Mercado Bitcoin and account closures without justification
Banco Itau argued that the AML and KYC procedures involved in the opening of accounts gave them the rights to close any accounts that they wanted. They also cited the National Money Council standards to bolster their case. Essentially, even if the account has not been proven to have facilitated any criminality, the bank is still justified in closing it down.
Mercado Bitcoin argued that this type of activity was an abuse of power as account closures were completely at the discretion of the bank. Further, the fiat financial system has a monopoly on the means of exchange, which cryptocurrency is trying to displace. It is at an unfair disadvantage when the technology is discriminated against by banks.
An account closure without any form of justification seems to violate basic legal principals, especially in a closed-end system. People are forced to do business with banks due to the existing fiat infrastructure, yet the banks can close accounts at their discretion without any justification. Such a rationale is, in fact, the basis of bitcoin and other decentralized technologies. Startups such as Paxful have emerged that are using DLT to assist those who are disadvantaged by the existing banking infrastructure.
Mass closure of crypto exchange accounts

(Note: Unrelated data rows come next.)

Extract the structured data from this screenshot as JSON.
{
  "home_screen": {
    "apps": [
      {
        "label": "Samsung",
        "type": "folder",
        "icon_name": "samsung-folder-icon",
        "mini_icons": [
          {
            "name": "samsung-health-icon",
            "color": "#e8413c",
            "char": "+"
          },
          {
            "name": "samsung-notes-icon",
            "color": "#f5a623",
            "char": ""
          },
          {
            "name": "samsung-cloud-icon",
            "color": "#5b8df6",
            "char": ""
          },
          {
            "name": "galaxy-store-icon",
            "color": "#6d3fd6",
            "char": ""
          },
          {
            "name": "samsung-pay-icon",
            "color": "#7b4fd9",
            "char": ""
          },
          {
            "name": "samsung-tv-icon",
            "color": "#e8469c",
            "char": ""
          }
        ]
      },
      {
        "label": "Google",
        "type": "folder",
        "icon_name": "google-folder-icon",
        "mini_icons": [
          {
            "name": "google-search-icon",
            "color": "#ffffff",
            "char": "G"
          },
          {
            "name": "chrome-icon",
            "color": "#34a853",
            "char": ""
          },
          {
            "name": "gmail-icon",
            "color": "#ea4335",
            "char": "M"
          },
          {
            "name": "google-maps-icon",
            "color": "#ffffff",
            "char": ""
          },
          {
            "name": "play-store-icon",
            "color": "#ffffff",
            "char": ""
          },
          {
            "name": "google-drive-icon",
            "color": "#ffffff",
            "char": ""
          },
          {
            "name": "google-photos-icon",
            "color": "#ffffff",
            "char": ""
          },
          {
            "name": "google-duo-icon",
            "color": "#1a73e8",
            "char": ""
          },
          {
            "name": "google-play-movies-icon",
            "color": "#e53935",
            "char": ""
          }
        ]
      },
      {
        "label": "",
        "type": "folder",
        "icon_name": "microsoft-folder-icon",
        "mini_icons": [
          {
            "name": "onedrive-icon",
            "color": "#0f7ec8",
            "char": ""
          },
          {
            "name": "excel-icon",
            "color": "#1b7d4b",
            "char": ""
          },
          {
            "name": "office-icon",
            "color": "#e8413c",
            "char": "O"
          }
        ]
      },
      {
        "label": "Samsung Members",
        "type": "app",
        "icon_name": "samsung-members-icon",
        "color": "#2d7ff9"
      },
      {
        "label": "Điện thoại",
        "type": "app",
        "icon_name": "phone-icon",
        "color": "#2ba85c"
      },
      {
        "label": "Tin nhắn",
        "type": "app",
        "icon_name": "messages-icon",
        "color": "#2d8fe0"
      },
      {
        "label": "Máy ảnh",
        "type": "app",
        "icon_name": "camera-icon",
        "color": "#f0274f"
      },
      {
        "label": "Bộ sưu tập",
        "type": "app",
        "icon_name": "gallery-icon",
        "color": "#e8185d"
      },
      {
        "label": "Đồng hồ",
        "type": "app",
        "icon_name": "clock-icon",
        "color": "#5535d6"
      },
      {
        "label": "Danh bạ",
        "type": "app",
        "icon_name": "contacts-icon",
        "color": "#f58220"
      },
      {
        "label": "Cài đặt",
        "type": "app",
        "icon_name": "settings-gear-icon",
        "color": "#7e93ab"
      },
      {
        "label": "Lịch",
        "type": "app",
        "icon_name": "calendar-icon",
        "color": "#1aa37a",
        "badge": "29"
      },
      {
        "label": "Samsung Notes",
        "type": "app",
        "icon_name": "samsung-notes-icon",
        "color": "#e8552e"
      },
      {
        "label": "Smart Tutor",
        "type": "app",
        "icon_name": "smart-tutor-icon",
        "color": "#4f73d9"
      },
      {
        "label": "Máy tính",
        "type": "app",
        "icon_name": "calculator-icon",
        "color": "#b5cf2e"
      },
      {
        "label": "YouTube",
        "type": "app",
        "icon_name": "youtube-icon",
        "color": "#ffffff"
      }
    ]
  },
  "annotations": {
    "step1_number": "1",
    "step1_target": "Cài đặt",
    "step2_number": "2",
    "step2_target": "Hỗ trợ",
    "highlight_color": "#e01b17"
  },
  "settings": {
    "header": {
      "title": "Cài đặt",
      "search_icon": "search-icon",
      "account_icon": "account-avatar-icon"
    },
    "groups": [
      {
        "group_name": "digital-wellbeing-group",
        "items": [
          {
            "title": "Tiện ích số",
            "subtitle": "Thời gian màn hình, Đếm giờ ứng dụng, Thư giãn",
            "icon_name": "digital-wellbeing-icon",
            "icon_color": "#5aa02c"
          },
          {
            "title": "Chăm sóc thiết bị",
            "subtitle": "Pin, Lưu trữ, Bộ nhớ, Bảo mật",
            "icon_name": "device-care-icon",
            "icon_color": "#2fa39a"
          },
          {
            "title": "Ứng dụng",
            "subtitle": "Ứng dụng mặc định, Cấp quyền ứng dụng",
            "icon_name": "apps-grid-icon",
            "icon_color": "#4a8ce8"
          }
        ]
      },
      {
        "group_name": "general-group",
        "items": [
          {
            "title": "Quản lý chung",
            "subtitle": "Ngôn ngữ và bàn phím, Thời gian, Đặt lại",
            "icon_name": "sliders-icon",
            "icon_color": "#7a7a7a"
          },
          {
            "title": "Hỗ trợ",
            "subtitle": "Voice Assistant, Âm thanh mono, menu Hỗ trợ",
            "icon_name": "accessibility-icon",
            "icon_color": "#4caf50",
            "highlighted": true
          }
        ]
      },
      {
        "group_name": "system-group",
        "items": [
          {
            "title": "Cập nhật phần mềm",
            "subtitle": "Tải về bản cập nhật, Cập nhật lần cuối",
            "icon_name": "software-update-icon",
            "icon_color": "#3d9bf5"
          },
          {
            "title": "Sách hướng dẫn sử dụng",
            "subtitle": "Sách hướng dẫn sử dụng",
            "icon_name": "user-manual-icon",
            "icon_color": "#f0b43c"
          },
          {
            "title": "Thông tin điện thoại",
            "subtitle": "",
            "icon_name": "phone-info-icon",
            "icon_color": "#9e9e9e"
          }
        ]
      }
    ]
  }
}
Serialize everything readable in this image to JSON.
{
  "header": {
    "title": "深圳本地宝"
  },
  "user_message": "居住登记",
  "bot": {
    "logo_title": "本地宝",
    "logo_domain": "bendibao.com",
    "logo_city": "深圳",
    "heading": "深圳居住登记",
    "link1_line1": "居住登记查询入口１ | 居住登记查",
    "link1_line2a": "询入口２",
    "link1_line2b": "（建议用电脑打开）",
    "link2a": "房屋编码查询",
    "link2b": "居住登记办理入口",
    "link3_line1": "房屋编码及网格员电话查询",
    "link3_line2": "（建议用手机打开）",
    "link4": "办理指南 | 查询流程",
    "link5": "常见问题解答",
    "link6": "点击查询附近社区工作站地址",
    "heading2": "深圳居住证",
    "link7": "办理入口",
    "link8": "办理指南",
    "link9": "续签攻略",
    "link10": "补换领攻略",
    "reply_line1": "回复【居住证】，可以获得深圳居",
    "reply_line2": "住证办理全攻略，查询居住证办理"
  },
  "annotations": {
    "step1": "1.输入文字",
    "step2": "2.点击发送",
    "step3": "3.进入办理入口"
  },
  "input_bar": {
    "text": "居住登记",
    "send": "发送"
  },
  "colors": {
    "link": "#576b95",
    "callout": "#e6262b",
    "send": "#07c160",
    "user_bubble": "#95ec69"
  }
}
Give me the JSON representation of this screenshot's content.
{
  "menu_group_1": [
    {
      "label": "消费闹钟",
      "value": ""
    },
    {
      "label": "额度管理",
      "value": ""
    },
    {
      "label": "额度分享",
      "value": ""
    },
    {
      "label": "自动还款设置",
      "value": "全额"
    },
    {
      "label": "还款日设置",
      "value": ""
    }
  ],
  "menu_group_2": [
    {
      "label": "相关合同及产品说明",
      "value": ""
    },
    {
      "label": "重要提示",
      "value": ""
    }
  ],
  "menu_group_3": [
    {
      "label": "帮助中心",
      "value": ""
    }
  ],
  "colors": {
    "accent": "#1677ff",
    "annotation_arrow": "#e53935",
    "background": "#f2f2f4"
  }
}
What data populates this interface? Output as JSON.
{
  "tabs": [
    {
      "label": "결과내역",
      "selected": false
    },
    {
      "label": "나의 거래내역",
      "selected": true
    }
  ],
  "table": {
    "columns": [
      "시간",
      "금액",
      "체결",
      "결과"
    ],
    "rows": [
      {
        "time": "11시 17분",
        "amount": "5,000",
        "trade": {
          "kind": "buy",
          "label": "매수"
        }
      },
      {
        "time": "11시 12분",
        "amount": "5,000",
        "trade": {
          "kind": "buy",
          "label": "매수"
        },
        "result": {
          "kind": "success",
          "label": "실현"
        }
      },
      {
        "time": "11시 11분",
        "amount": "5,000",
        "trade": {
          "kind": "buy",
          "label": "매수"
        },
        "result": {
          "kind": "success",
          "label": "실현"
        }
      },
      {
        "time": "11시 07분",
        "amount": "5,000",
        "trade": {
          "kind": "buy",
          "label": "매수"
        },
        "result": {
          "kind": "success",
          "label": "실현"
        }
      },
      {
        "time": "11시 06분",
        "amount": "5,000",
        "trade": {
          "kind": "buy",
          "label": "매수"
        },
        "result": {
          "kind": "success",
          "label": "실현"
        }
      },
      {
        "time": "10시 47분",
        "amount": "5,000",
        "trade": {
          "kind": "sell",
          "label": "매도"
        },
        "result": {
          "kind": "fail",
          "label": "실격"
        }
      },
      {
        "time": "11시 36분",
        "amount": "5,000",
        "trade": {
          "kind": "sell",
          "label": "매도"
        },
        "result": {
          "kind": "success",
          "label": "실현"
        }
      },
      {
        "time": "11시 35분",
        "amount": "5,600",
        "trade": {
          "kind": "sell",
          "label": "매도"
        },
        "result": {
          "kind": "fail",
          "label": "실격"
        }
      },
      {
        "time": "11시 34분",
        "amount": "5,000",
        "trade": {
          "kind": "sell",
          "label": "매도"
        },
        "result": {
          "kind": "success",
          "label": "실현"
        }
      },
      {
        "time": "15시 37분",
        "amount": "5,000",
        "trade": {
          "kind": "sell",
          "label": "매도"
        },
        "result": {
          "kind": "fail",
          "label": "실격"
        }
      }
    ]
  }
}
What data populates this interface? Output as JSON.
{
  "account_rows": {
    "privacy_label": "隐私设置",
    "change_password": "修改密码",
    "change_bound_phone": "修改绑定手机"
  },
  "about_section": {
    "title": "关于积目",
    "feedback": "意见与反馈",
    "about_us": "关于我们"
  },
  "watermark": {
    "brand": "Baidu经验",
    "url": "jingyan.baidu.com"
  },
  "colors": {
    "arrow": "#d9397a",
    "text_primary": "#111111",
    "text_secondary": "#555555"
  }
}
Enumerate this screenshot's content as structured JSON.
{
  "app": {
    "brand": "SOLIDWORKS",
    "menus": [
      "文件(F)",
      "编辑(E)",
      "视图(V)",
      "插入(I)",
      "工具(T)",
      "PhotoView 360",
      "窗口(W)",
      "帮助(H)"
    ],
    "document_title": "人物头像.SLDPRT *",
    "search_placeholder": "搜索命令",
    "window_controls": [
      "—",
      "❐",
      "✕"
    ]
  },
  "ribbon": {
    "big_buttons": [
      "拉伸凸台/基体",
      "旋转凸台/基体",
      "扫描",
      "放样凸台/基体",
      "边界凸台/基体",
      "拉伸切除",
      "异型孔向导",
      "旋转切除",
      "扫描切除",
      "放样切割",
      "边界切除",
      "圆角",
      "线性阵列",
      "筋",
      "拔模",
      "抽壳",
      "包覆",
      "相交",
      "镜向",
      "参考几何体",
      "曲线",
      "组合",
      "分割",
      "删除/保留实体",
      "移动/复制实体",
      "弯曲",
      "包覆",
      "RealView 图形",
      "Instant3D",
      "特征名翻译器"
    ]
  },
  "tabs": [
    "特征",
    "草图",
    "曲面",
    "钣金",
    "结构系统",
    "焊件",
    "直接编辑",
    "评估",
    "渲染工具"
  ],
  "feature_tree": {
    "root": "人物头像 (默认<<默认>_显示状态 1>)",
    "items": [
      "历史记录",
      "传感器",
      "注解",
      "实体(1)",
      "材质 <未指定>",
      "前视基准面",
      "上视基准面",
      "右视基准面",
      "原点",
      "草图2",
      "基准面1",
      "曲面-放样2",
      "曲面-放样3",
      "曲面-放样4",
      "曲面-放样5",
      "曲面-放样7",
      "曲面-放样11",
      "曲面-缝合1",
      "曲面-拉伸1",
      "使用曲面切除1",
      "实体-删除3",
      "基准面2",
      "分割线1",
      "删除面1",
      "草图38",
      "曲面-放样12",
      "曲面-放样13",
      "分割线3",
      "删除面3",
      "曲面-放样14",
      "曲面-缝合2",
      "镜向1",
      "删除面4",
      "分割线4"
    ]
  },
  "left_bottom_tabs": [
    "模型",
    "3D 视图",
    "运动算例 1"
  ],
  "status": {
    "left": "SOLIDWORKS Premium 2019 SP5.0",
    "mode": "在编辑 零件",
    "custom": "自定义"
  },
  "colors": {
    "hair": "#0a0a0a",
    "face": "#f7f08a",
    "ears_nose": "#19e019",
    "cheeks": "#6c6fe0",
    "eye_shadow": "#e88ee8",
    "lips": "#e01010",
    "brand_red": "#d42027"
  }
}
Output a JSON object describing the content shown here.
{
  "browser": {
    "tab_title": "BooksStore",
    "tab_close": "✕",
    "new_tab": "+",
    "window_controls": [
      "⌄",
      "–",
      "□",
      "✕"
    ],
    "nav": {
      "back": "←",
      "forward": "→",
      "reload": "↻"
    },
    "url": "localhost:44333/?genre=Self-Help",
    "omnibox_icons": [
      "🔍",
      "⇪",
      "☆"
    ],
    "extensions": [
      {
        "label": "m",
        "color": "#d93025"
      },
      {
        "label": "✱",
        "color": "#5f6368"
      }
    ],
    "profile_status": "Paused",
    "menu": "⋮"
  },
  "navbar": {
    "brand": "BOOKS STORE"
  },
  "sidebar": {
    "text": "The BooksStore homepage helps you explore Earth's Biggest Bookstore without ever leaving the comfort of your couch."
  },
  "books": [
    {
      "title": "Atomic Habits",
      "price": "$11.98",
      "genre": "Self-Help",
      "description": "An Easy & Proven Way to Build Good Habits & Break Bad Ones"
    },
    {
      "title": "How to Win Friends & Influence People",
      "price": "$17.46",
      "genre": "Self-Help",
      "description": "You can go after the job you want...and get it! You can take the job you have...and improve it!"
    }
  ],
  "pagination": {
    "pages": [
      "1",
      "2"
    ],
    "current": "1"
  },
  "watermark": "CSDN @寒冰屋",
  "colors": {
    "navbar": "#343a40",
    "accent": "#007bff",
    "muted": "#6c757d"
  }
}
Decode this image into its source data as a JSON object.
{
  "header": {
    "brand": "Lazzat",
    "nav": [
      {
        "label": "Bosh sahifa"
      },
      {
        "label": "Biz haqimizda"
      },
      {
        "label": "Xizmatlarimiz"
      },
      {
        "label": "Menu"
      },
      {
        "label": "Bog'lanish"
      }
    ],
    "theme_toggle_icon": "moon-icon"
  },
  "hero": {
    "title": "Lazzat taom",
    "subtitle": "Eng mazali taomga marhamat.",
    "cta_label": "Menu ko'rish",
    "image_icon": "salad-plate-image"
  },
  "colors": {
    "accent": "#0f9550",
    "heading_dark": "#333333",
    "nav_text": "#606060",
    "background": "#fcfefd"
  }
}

Brazil is the latest nation where cases are being finalized over unjust account closures, and Mercado Bitcoin is certainly not the only affected exchange. In Chile, a coordinated attempt by a number of banks shut down crypto exchanges accounts at the same time. However, the Chilean Supreme Court has thus far ruled in favor of one of the crypto exchanges.
Crypto exchange Buda won its case against state-owned Banco del Estado. It is significant that there does seem to be cohesion here concerning South American court rules. In Brazil and Chile, exchanges can win if they prove the action of the banks is unconstitutional. The Chilean court noted that while there may be certain risks with cryptocurrencies, this was not a legal basis for account closure. It amounted to –
“an arbitrary and illegal action, which constitutes a deprivation of the right protected by Article 19 No. 2 of the Political Constitution of the Republic, that is, the right to equality before the law.”
In India, the reserve bank ordered all commercial banks to cease operations in relation to cryptocurrency. The move prompted the majority of blockchain-related companies to exit the region. The ban is being argued in court, though it has been continually delayed.
Many cases are ongoing, and Buda is currently taking on ten other banks, as it operates in a number of South Amerian countries. Colombian banks closed the accounts of all crypto exchanges, including Buda, in a simultaneous move without providing any explanation.
Digital Nomad with an interest in Zen and Blockchain technology.
Law graduate with 3 years experience as a consultant in the capital markets industry and 4 years experience freelancing on UpWork as a Creative Writer.